The waterfront of Gothenburg’s Lindholmen district was abuzz. Ferries picked up and dropped off passengers, many of whom pedaled off to their next destination or walked to the nearby hybrid bus line. As I ambled along, I passed a fully autonomous, self-driving bus—now in its second year of operation—and a tech company with a fleet of electric, Volvo SUVs which will soon take to the streets as the world’s first large-scale pilot project in autonomous driving.

It was crystal clear: the future is now in Sweden.
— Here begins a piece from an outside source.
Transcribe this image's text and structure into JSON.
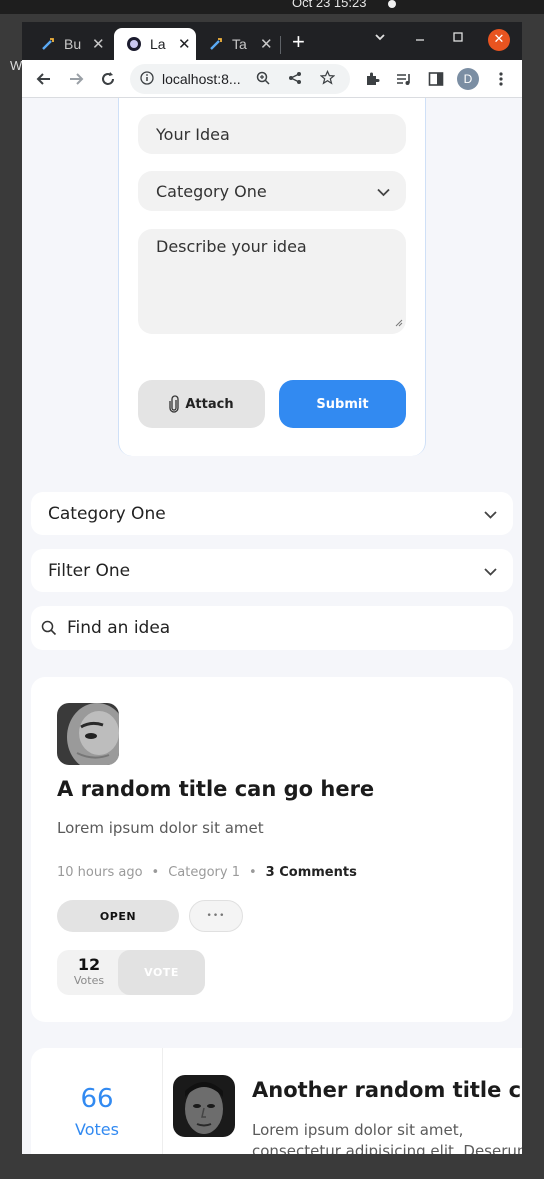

And the Volvo Group is leading the charge with a vision to become the world leader in sustainable power solutions.

Here in Gothenburg is Volvo Penta HQ. I was invited to not only sea trial the company’s new D4 and D6 powerplants but also to get a glimpse of the innovation that Volvo Penta plans to motor us into the future.


I arrived at the company’s testing facility on the Gothenburg Archipelago via electric bus and learned how Volvo Penta’s vision of “easy boating” is the way forward with total helm-to-prop solutions. With this in mind, they’ve updated their proven Electronic Vessel Control with an all-new architecture including On-Board Maintenance Assistant—which informs users of service dates—faster software downloads and improved diagnostics all through a single connection point.
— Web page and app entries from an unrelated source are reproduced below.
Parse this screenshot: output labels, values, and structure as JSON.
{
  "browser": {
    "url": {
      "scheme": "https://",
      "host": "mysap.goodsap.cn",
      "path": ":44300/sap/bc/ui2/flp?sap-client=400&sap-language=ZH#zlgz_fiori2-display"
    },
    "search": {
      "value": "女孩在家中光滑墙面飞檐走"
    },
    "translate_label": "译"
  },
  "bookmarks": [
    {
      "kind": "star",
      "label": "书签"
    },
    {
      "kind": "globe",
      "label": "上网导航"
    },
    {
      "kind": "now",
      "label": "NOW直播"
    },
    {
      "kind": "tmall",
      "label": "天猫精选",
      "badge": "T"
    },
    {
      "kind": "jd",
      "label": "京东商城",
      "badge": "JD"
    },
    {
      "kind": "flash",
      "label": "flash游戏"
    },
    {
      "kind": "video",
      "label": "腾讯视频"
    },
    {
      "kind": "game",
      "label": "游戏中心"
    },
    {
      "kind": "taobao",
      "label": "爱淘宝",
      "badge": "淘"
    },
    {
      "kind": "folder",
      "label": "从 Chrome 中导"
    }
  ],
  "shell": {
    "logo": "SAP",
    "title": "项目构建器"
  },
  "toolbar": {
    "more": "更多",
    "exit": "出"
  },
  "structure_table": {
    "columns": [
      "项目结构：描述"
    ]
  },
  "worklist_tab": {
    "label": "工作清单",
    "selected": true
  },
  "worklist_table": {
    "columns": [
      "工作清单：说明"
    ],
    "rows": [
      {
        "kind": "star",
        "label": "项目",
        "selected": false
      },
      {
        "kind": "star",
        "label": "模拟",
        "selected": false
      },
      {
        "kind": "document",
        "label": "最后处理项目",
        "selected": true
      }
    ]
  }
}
Expect less maintenance on those engines as well. 85 percent of the powerplants have been reengineered with stronger, most robust materials. Volvo Penta claims the engines will be more reliable, boaster better performance and fuel efficiency and offer longer periods of time between necessary service intervals. The powerplants will be more powerful as well, with the D4 now topping out at 320-hp and a high rating of 480-hp for the D6 engines. And don’t go looking for that oil dipstick—levels will now be checked on your MFD. Again, easy boating.
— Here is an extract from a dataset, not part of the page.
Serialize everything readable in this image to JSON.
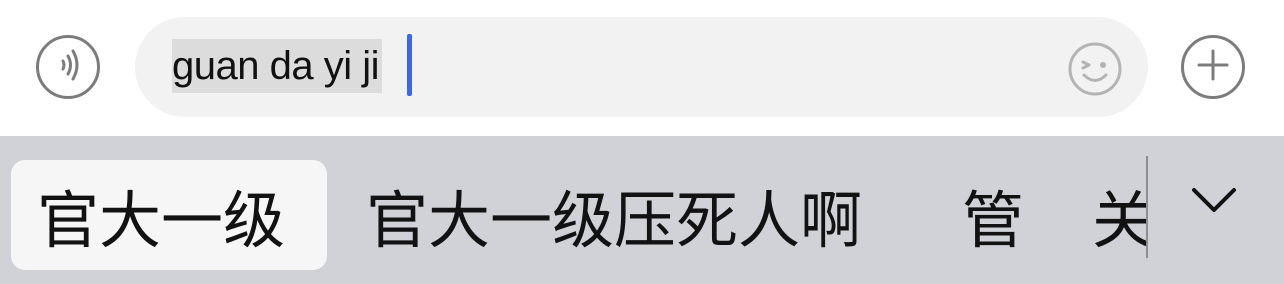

After presentations, we braved the choppy seas and 30-knot gusts on the archipelago to sea trial the new powerplants on a variety of vessels: A 33-foot Sargo with twin sterndrives and the largest D4s to a pair of 46-footers from Jeanneau and Prestige with twin 480-hp D6s matched to straight shafts and IPS drives, respectively.

We also got a glimpse of the future: First, aboard a 68-foot Azimut equipped with Easy Docking, the company’s self-docking system (still undergoing testing). Then a sneak peek—no cameras, please—at an all-electric IPS drivetrain that will soon undergo extensive testing.


Speaking of testing, an all-electric ferry will be on the water all summer, serving Gothenburg commuters. And the Volvo Penta team assured us that a complete integrated hybrid IPS package is coming. They just didn’t tell us when. Backed by the massive R&D that is the Volvo Group, you can be sure it’s sooner than later.

For more on Volvo Penta’s new powerplants, go here.